Because of our sin, our brokenness, our ignorance, we don’t even speak Human all that well, let alone the language of Heaven. Our Human is broken Human at best, sometimes barely understandable. A heavy accent of sin, of fear, of selfishness, of violence and hatred inflect our Human. Not just our speech, but our attempt to live humanly. But, Jesus as the truly Human One, he is the Human who speaks Human fluently.
In that sense, understanding Jesus as fully God and fully Human is to understand that he is the one fully bilingual person. He speaks the language of the kingdom of God, the language of the life of the Trinity, fluently. But he also speaks Human fluently. And he speaks both simultaneously, not the way we usually think of bilingualism where one might speak Spanish in one context and then English in another. It’s not that sometimes Jesus is speaking Human and sometimes Jesus is speaking Heaven. The miracle of the Incarnation is that he speaks both at the same time. When he is being most human, Jesus is speaking the idiom of the Trinity, the idiom of Heaven, in fleshly terms. And, when Jesus is being most Godlike, he is speaking fluent Human the way we are all created to speak it – to live it. Jesus’ life is the vocabulary of both Heaven and the truly Human. The vocabulary of his life, his faithfulness, his obedience, his love, his joy, his peace is the vocabulary of Heaven lived in the flesh and the vocabulary of the flesh lived in the context of God.
We will never speak more than broken Human this side of the kingdom, let alone speak the language of Heaven with anything like fluency. But we are invited by God’s grace, and through the Holy Spirit speaking in us and through us, to learn to speak true Human and true Heaven. In coming as the true Word, Jesus has made a way for us to be that true word as well – the body of Christ speaking the language of the kingdom in a world that desperately needs to hear it.

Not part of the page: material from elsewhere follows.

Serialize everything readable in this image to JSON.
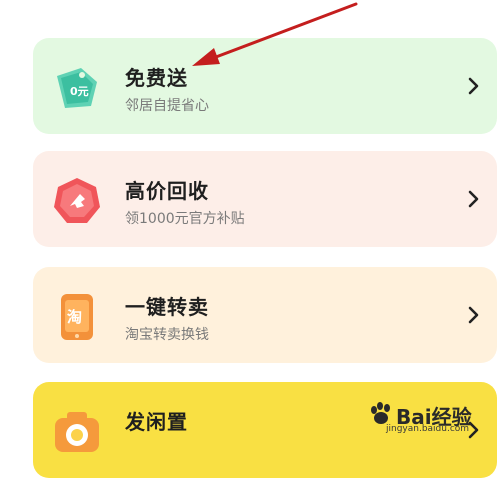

When I was in seminary, there was a table in the refectory called the “mesa Espanol” – the Spanish table. There, faculty and students would gather at lunchtime to practice their Spanish with one another so they could become more fluent. The church is like the “mesa Espanol.” We gather week by week (and during the week) to practice the language of the kingdom of God. It is the language we hear spoken in the life and teaching of Jesus Christ, the Word of God. As we practice with one another, and as we seek to speak and live that word in the world around us, by God’s grace we become more and more fluent.
Translation from Human to Divine is tricky business. But, the day will come – God has promised – when we will be gathered up into the very life of God and we too will begin to be bilingual – speaking truly Human, speaking truly God. The Incarnation is God translated into Human that we might be translated into the Divine. That is the promise of the Incarnation. It is the promise of Christmas.
Bonus (not part of the sermon):
Here are a couple of interesting passages from the New Testament in the King James (Authorized) Version:
By faith Enoch was translated that he should not see death; and was not found, because God had translated him: for before his translation he had this testimony, that he pleased God.
– Hebrews 11:5
Giving thanks unto the Father, which hath made us meet to be partakers of the inheritance of the saints in light: Who hath delivered us from the power of darkness, and hath translated us into the kingdom of his dear Son: In whom we have redemption through his blood, even the forgiveness of sins.
– Colossians 1:12-14